Elsa Chanez, PhD in Japanese Language and Literature, shares her summer experience
This summer, thanks to the generous sponsorship of the Office of Graduate Studies & the Graduate Center, I was fortunate to be one of four WashU students invited to attend the Graduate Student Summer Residency program organized by the National Humanities Center (NHC) in North Carolina. This program, which has been taking place since 2015, focuses on a different topic each year and includes workshops, lectures, discussions, and group work related to pedagogy and technology to help graduate students in humanities programs hone their pedagogical, research, and academic skills. The residency this year, entitled “Creating an Accessible Classroom and Inclusive Curriculum,” took place from July 17th to 23rd and was attended by thirty-three graduate students from various programs all around the United States.
Each day, we engaged with different speakers who helped us navigate specific topics. On the first day, we met with Melvin “Jai” Jackson from North Carolina State University to explore ways of crafting a more inclusive syllabus. Together, we explored strategies for fostering a sense of belonging in the classroom through practical applications, such as sharing your syllabus early with your students, including a diversity, equity, and inclusion statement, and using warm and inclusive language, among many others. We workshopped our own syllabi by exchanging them with other students from and outside of our own fields of study. Some of the participants had a lot of experience teaching, and it was very interesting to listen to their own strategies and learn from them.

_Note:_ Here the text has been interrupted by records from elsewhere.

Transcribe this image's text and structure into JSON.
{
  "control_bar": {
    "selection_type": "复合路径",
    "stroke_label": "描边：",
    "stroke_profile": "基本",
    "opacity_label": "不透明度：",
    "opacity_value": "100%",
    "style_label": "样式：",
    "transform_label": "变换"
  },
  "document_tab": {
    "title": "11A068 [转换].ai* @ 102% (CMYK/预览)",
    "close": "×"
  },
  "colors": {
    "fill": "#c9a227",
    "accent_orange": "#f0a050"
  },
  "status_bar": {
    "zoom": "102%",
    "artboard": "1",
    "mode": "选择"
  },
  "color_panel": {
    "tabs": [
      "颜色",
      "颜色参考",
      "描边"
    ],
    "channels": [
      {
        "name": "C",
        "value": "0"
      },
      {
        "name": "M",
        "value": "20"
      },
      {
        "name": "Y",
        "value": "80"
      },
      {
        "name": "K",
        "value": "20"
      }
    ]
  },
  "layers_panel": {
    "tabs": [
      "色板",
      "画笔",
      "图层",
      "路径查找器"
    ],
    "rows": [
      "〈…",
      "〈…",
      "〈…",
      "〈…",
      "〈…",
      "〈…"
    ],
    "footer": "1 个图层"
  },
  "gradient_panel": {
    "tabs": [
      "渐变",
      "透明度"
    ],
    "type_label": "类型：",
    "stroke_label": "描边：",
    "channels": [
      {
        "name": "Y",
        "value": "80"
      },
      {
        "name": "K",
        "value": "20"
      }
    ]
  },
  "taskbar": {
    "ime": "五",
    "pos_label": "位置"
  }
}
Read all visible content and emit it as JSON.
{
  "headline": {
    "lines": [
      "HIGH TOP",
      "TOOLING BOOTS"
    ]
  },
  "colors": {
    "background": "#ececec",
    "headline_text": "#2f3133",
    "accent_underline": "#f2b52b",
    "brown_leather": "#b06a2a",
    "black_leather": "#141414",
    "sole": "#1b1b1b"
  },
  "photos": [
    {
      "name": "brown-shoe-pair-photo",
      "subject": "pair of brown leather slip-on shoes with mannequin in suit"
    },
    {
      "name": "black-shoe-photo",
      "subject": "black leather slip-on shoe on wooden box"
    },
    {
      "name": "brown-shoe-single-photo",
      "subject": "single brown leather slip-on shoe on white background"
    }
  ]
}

On the second day, we learned about ways of curating our online presence with Imani Danielle Mosley from the University of Florida. We discussed social media but also how to produce public-facing works in general. We also examined the process of writing for a publication such as NPR or the New York Times, where Professor Mosley has published articles. Public humanities work was also a topic we considered on our fourth day with Ashley Melzer, the director of the Humanities for the Public Good Initiative, who lead us through many activities that aimed to help us to conceive public-facing events that we could organize around our research and or to benefit our communities in and outside our universities. On the third day, Davide Carozza of Georgetown University lead a discussion on grant writing, through which we explored ways of finding grants that best apply to us and how to craft a successful grant application before workshopping our own drafts. Finally, on our last day, we were able to attend different workshops on the topic of alt-academia with several speakers who provided great insight on career opportunities in unexpected branches of academia and beyond. I enjoyed how open each and every speaker was, and how much information they were willing to share with us from their own personal experiences. Hearing them talk frankly about how much money they would expect to receive for certain work and how they find ways of balancing their careers and their personal time was refreshing.
Throughout the week, we also attended workshops run by the NHC’s staff. My favorite one was the session on file management, which showcased productivity tools like Zotero and best practices for classifying and sorting materials while writing articles and dissertations or performing archival research. These activities were both useful for our own edification and helpful as an introduction to the support that NHC fellows could count on during the longer programs that scholars may attend throughout the year. The staff at the NHC also organized fun activities, such as a trivia and ice cream night, which allowed us to get to know each other and network in an entertaining and relaxed manner. I would also like to note that the cooking staff at the NHC provided us with fantastic and delicious food every day!
I really enjoyed myself during this week, but I also gained valuable tools and knowledge to make myself a better scholar and teacher. It was enlightening to talk with great speakers and other graduate students from various universities, learning with them and from them. I was able to network with students from humanities programs I otherwise wouldn’t have engaged with and learn not only about their works but also how they are endeavoring to become better instructors and scholars.
The recurring news of humanities departments being defunded or dismantled is always disheartening, but I believe that programs such as the ones organized by the NHC are able to highlight the best of what humanities programs have to offer, both in and outside of academia. The Center’s website is full of helpful tools which highlight the importance of fostering the study of the humanities, such as the Humanities in Action webpage, which provides useful insights into important issues in humanities research and education.
I would like to thank the Office of Graduate Studies & the Graduate Center, and in particular, Jessica Cissell, the Director of Graduate Programming, for their kind sponsorship, as well as everyone at the NHC, especially Meredith Graham for all she organized and her great support and kindness. I would also like to thank all the participants who made this residency such a productive and fun week. I appreciate how much everyone shared throughout the week.
The NHC Graduate Student Summer Residency is an exceptional opportunity for students at WashU, and I would encourage interested students to apply for this program, as well as others they provide, such as their Podcasting the Humanities virtual institute.